Born: December 16, 1948
Died: February 8, 1981
James Patrick Morgan was a bobsledder who competed on the 1976 U.S. Olympic bobsled team. He was killed on the last turn of the bob run in Cortina, Italy, in the 1981 world championships. He was the son of Dew Drop and Sheila Morgan.
Adirondack Daily Enterprise, February 9, 1981
Saranac Lake driver killed in Cortina
By Associated Press and Enterprise staff
CORTINA D'AMPEZZO, Italy - Jim Morgan, the gregarious son of Dew and Sheila Morgan who lived at 191 Broadway in Saranac Lake, was killed yesterday morning when the four man bobsled he was piloting in the world championships overturned and Jim's upper body struck a retaining wall near the end of the course.
Jim, the eldest of the 11 Morgan children, was killed instantly. He was driving the No. 1 U.S. sled in the third heat of the World four-man bobsled championship when it overturned at the last banked curve of the Olympic track.
While the others on the sled were ducking, Jim remained seated upright struggling with the out-of-control sled until the end.
News of Jim Morgan's death, which was flashed across the Atlantic Sunday morning by news wire, stunned the Adirondack village whose residents acknowledge the dangers of bobsledding but somehow felt that the athletic Morgan clan, with their renowned sports ability, would always make it down the track unscathed.
Relatives gathered at the large red home on Broadway in the morning where the porch lights blazed through the night and into this morning.
John Morgan, Dew and Sheila's next eldest child was at the Cortina track when the wreck occurred. He was announcing the race for ABC Sports. Just before the wreck John had commented that Jimmy, known locally by his peers as 'Nitro' because of his explosive driving style, would be trying to make up for a slow first half of the race on the second half of the run.
The film with John's commentary leading up to the crash was shown yesterday on ABC's Wide World of Sports as viewers realized with anguish that one brother was reporting on the death of another.
When, on the screen, it became apparent that one of the men on the sled was not moving, the film and commentary stopped.
The sled, hurtling over the course at 66 miles an hour, bumped against the icy side walls on the final stretch.
Doctors reported that Morgan suffered fractures of the neck and jaw and a severe throat cut.
At least ten other sleds overturned at the same difficult curve during the two-man and four-man world competitions over the past two weekends, but the sledders suffered nothing more than minor bruises and cuts.
"Jim was unlucky because his neck first hit the upper part of the wall as soon as the sled overturned, and then his helmet bumped repeatedly against the wall," said Mike Hollrock, an official of the U.S. bobsled team.
Doctors at the Codivilla Hospital said the Morgan probably was already dead when the sled stopped after skidding 60 yards through the finish line on its right side.
Braker Randy Bielski, of Towson, Md., said he first thought his teammate had escaped the accident unhurt.
"When I saw Jim in a pool of blood, his face and neck badly hurt, I realized he was dying.

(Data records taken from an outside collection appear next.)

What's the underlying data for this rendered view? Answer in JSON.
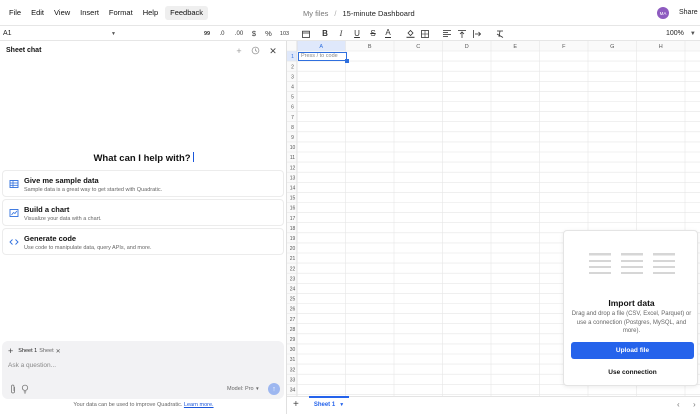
{
  "menubar": {
    "menus": [
      "File",
      "Edit",
      "View",
      "Insert",
      "Format",
      "Help",
      "Feedback"
    ],
    "breadcrumb_parent": "My files",
    "breadcrumb_separator": "/",
    "file_name": "15-minute Dashboard",
    "avatar_initials": "MA",
    "share_label": "Share"
  },
  "toolbar": {
    "cell_ref": "A1",
    "format_labels": {
      "decimals_decrease": ".0",
      "decimals_increase": ".00",
      "currency": "$",
      "percent": "%",
      "scientific": "103"
    },
    "zoom": "100%"
  },
  "grid": {
    "columns": [
      "A",
      "B",
      "C",
      "D",
      "E",
      "F",
      "G",
      "H"
    ],
    "rows": [
      "1",
      "2",
      "3",
      "4",
      "5",
      "6",
      "7",
      "8",
      "9",
      "10",
      "11",
      "12",
      "13",
      "14",
      "15",
      "16",
      "17",
      "18",
      "19",
      "20",
      "21",
      "22",
      "23",
      "24",
      "25",
      "26",
      "27",
      "28",
      "29",
      "30",
      "31",
      "32",
      "33",
      "34"
    ],
    "active_cell_placeholder": "Press / to code"
  },
  "panel": {
    "title": "Sheet chat",
    "greeting": "What can I help with?",
    "suggestions": [
      {
        "title": "Give me sample data",
        "desc": "Sample data is a great way to get started with Quadratic.",
        "icon": "table-icon"
      },
      {
        "title": "Build a chart",
        "desc": "Visualize your data with a chart.",
        "icon": "chart-icon"
      },
      {
        "title": "Generate code",
        "desc": "Use code to manipulate data, query APIs, and more.",
        "icon": "code-icon"
      }
    ],
    "context_chip": "Sheet 1",
    "context_chip_sub": "Sheet",
    "ask_placeholder": "Ask a question...",
    "model_label": "Model: Pro",
    "notice_text": "Your data can be used to improve Quadratic.",
    "notice_link": "Learn more."
  },
  "import_card": {
    "title": "Import data",
    "description": "Drag and drop a file (CSV, Excel, Parquet) or use a connection (Postgres, MySQL, and more).",
    "upload_label": "Upload file",
    "connection_label": "Use connection"
  },
  "sheetbar": {
    "add_label": "+",
    "tab_label": "Sheet 1"
  },
  "colors": {
    "accent": "#2563eb",
    "avatar": "#8e5bc0",
    "selection": "#2f6fde"
  }
}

I will never forget that moment," he said.
Paul White, the insider also from Towson, Md., hurt his right elbow and right leg in the accident and said he will need a lot of lime "to forget the terrible thing that had happened."
Michail Minasjan, a Soviet team doctor, was at the scene of the accident. He gave Morgan an injection to keep his heart pumping, but the bobsledder was pronounced dead on arrival at the hospital.
"The last curve is difficult, and you must not make any mistake," explained Luciano de Paolis, a former Italian bobsledder who became a coach of the U.S. team.
"Jim was a good, experienced driver. We all cried when we heard he was dead," De Paolis said.
Morgan, whose father and brothers formerly competed in bobsleds and luge, had resumed racing in Cervinia's world championships in 1975 after a two-year retirement.
He had been in the sport since 1967, and was a member of the 1976 U.S. Olympic bobsled team. He drove a two-man sled to 14th place finish and four-man sled to 15th place at Innsbruck.
"He was a nice person. He used to come into the kitchen and crack jokes with us," said Maria Teresa Solimbergo, the owner of the hotel where the U.S. team stayed.
"I didn't want to watch bobsledding on television, because I feared something might happen to them. I cried, I am still upset," she said.
The U.S. team was scheduled to leave Cortina today, bound for Venice.
"We plan to fly home Tuesday and we hope to take Jim's body with us, but it all depends on how we handle the red tape including the autopsy," said Hollrock, "We came here together, and we will leave together."
Hollrock said the team did not plan to take any action against the organizers "because we are satisfied that it was not their fault."
"Jim had said the Cortina track was the best one he had ever driven."
John Morgan, Jim's brother who was in Cortina as a television network (ABC) commentator, avoided reporters but let it be known through team members that Jim's death was part of risks of bobsledding.
He was tenth after the first two runs Saturday and was confident of improving his position.
His death overshadowed results of the championship which marked a second straight triumph by the East German team led by Bernhard Germeshausen. They won both the two and four-man events here.